Figure from Brandt et al., 2016: Seasonal distribution of woody leaf mass depending on the phenological type, modeled within the STEP primary production simulation model (Mougin, Lo Seen, Rambal, Gaston, & Hiernaux, 1995). The months of the wet season during which herbaceous grow are highlighted in a shaded box. Illustrations of typical herbaceous growing curves can be found in Mougin et al. (2014).

We tested 10 metrics representing the annual FAPAR dynamics for their ability to reproduce in situ woody cover at 43 sites (163 observations between 1993 and 2013). Both multi-year field data and satellite metrics are averaged to produce a steady map. Multiple regression models using the integral of FAPAR from the onset of the dry season to the onset of the rainy season, the start date of the growing season and the rate of decrease of the FAPAR curve achieve a cross validated r2 /RMSE (in % woody cover) of 0.73/3.0 (MODIS) and 0.70/3.2 (VGT). The extrapolation to Sahel scale shows an almost nine times higher woody cover than in the global tree cover product MOD44B which only captures trees of a certain minimum size. The derived woody cover map of the Sahel is made publicly available and represents an improvement of existing products and a contribution for future studies of drylands quantifying carbon stocks, climate change assessment, as well as parametrization of vegetation dynamic models.

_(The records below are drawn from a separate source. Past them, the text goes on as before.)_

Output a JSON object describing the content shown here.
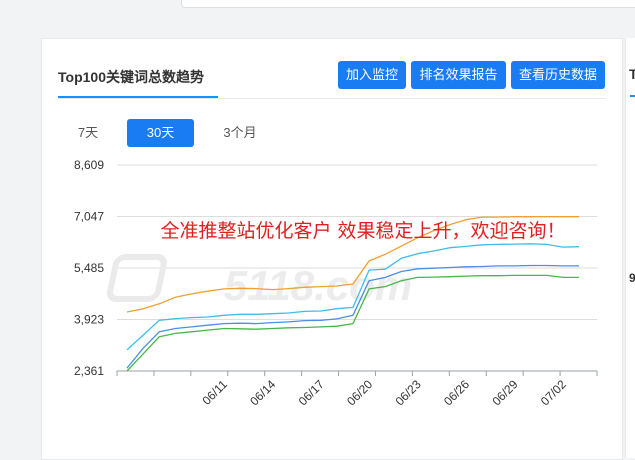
{
  "card": {
    "title": "Top100关键词总数趋势",
    "buttons": {
      "monitor": "加入监控",
      "report": "排名效果报告",
      "history": "查看历史数据"
    },
    "tabs": [
      {
        "label": "7天",
        "active": false
      },
      {
        "label": "30天",
        "active": true
      },
      {
        "label": "3个月",
        "active": false
      }
    ]
  },
  "right_panel": {
    "title_fragment": "T",
    "value_fragment": "9"
  },
  "watermark": "5118.com",
  "colors": {
    "primary": "#1a7cf3",
    "overlay_text": "#e02020"
  },
  "chart_data": {
    "type": "line",
    "annotation": "全准推整站优化客户 效果稳定上升，欢迎咨询！",
    "yticks": [
      2361,
      3923,
      5485,
      7047,
      8609
    ],
    "ylim": [
      2361,
      8609
    ],
    "xticks": [
      "06/11",
      "06/14",
      "06/17",
      "06/20",
      "06/23",
      "06/26",
      "06/29",
      "07/02"
    ],
    "x": [
      "06/05",
      "06/06",
      "06/07",
      "06/08",
      "06/09",
      "06/10",
      "06/11",
      "06/12",
      "06/13",
      "06/14",
      "06/15",
      "06/16",
      "06/17",
      "06/18",
      "06/19",
      "06/20",
      "06/21",
      "06/22",
      "06/23",
      "06/24",
      "06/25",
      "06/26",
      "06/27",
      "06/28",
      "06/29",
      "06/30",
      "07/01",
      "07/02",
      "07/03"
    ],
    "grid": true,
    "series": [
      {
        "color": "#f0a030",
        "values": [
          4150,
          4250,
          4400,
          4600,
          4700,
          4780,
          4850,
          4870,
          4860,
          4830,
          4860,
          4900,
          4920,
          4940,
          5000,
          5700,
          5900,
          6150,
          6400,
          6620,
          6800,
          6950,
          7030,
          7030,
          7040,
          7040,
          7040,
          7040,
          7040
        ]
      },
      {
        "color": "#3dbde8",
        "values": [
          3000,
          3450,
          3900,
          3950,
          3980,
          4000,
          4050,
          4080,
          4080,
          4100,
          4120,
          4170,
          4180,
          4250,
          4290,
          5420,
          5450,
          5780,
          5920,
          6000,
          6100,
          6140,
          6190,
          6200,
          6210,
          6220,
          6200,
          6120,
          6130
        ]
      },
      {
        "color": "#4a8fe8",
        "values": [
          2450,
          3050,
          3550,
          3650,
          3700,
          3750,
          3800,
          3810,
          3800,
          3830,
          3850,
          3890,
          3900,
          3940,
          4050,
          5100,
          5200,
          5380,
          5460,
          5480,
          5500,
          5520,
          5530,
          5550,
          5550,
          5560,
          5560,
          5550,
          5550
        ]
      },
      {
        "color": "#46b846",
        "values": [
          2361,
          2880,
          3400,
          3500,
          3550,
          3600,
          3650,
          3640,
          3630,
          3650,
          3670,
          3680,
          3700,
          3720,
          3800,
          4850,
          4920,
          5100,
          5200,
          5210,
          5220,
          5240,
          5250,
          5250,
          5260,
          5260,
          5260,
          5200,
          5200
        ]
      }
    ]
  }
}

Download the woody cover map for Sahel here

Find the full article here